[Dataset rows describing interfaces]
----------------

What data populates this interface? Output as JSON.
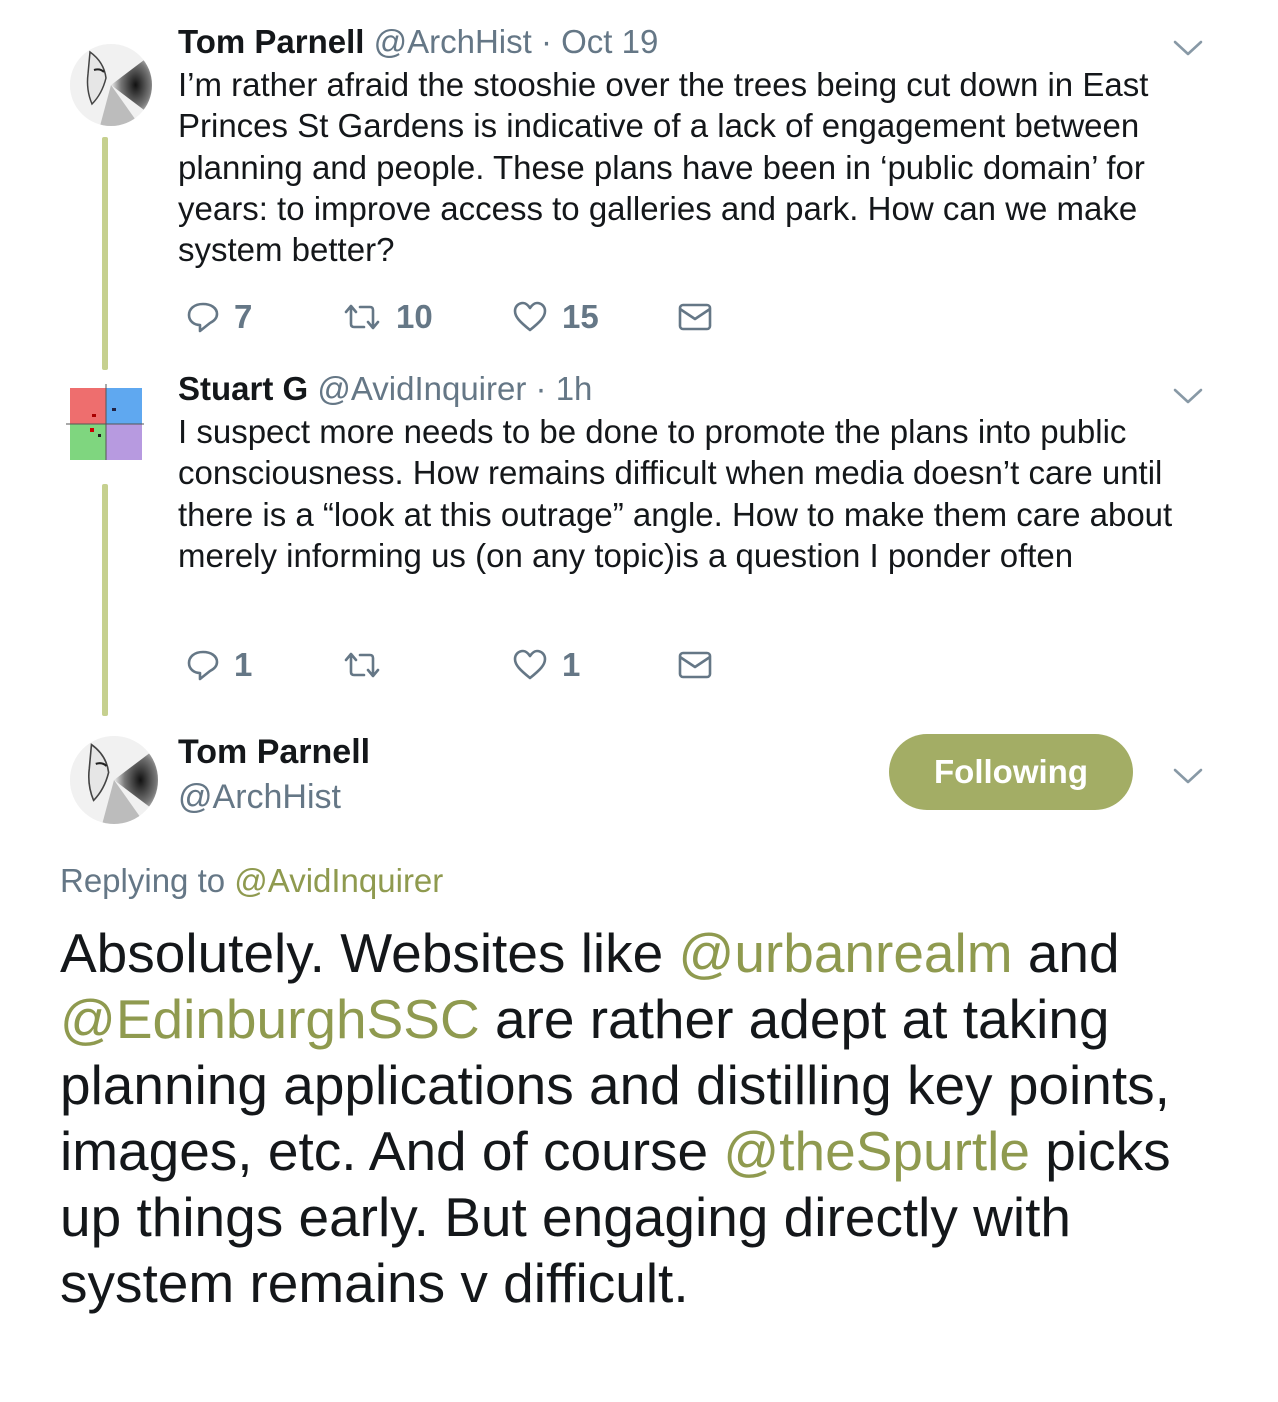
{
  "tweets": [
    {
      "name": "Tom Parnell",
      "handle": "@ArchHist",
      "date": "Oct 19",
      "text": "I’m rather afraid the stooshie over the trees being cut down in East Princes St Gardens is indicative of a lack of engagement between planning and people. These plans have been in ‘public domain’ for years: to improve access to galleries and park. How can we make system better?",
      "replies": "7",
      "retweets": "10",
      "likes": "15"
    },
    {
      "name": "Stuart G",
      "handle": "@AvidInquirer",
      "date": "1h",
      "text": "I suspect more needs to be done to promote the plans into public consciousness. How remains difficult when media doesn’t care until there is a “look at this outrage” angle. How to make them care about merely informing us (on any topic)is a question I ponder often",
      "replies": "1",
      "retweets": "",
      "likes": "1"
    }
  ],
  "main_tweet": {
    "name": "Tom Parnell",
    "handle": "@ArchHist",
    "follow_label": "Following",
    "replying_prefix": "Replying to",
    "replying_to": "@AvidInquirer",
    "text_parts": {
      "p1": "Absolutely. Websites like ",
      "m1": "@urbanrealm",
      "p2": " and ",
      "m2": "@EdinburghSSC",
      "p3": " are rather adept at taking planning applications and distilling key points, images, etc. And of course ",
      "m3": "@theSpurtle",
      "p4": " picks up things early. But engaging directly with system remains v difficult."
    }
  },
  "colors": {
    "accent": "#a3ad65",
    "mention": "#8f9a4f",
    "thread_line": "#c6d08f",
    "muted": "#657786"
  },
  "icons": [
    "reply-icon",
    "retweet-icon",
    "like-icon",
    "dm-icon",
    "chevron-down-icon"
  ]
}
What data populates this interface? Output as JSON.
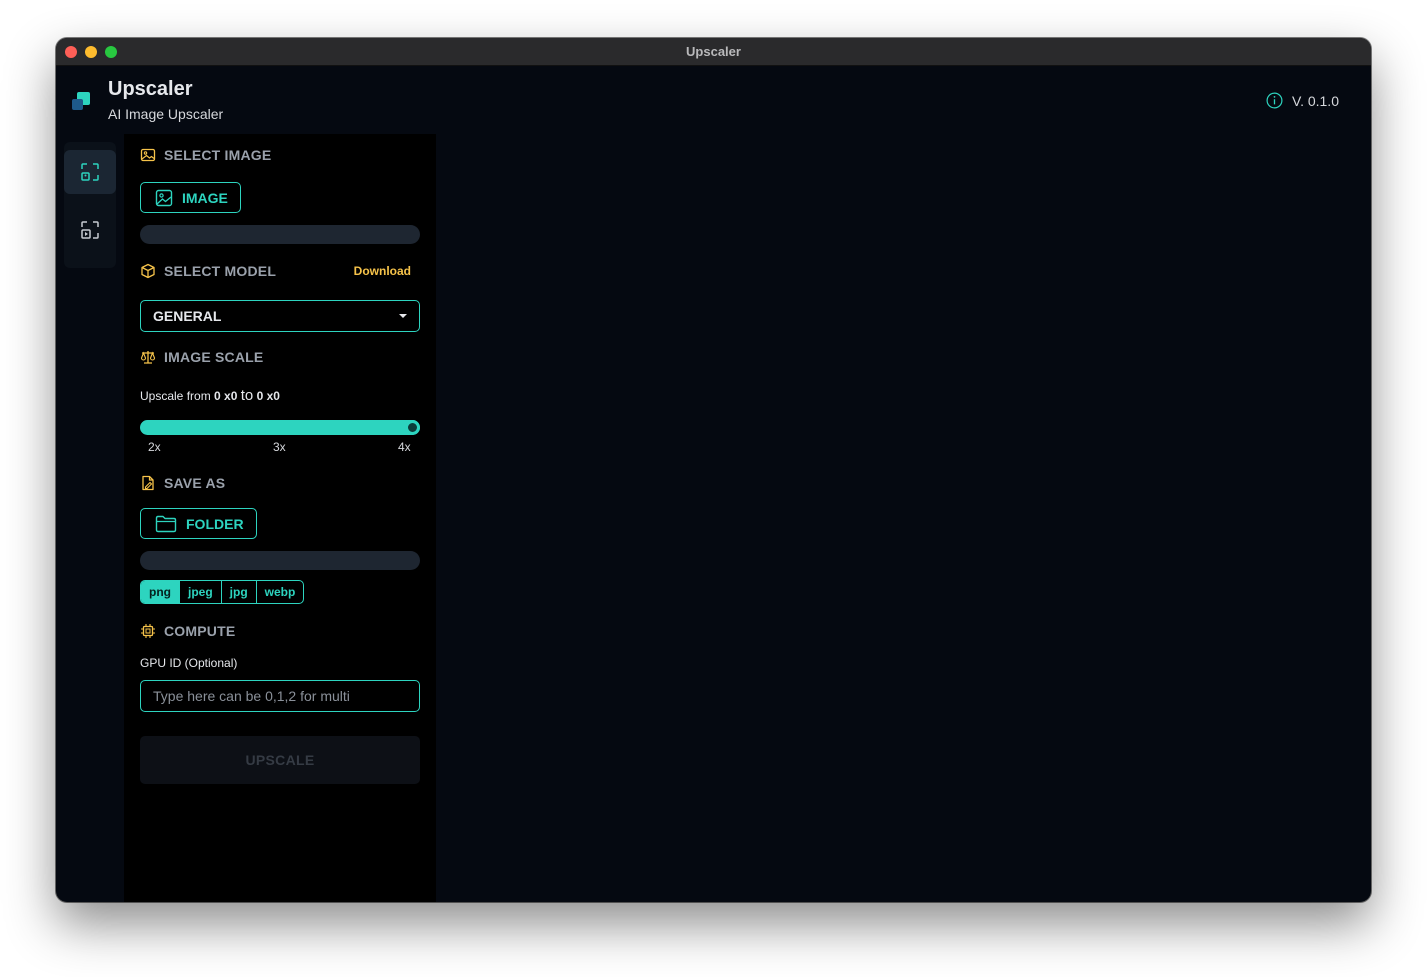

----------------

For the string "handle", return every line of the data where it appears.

      "handle": "@ArchHist",
      "handle": "@AvidInquirer",
    "handle": "@ArchHist",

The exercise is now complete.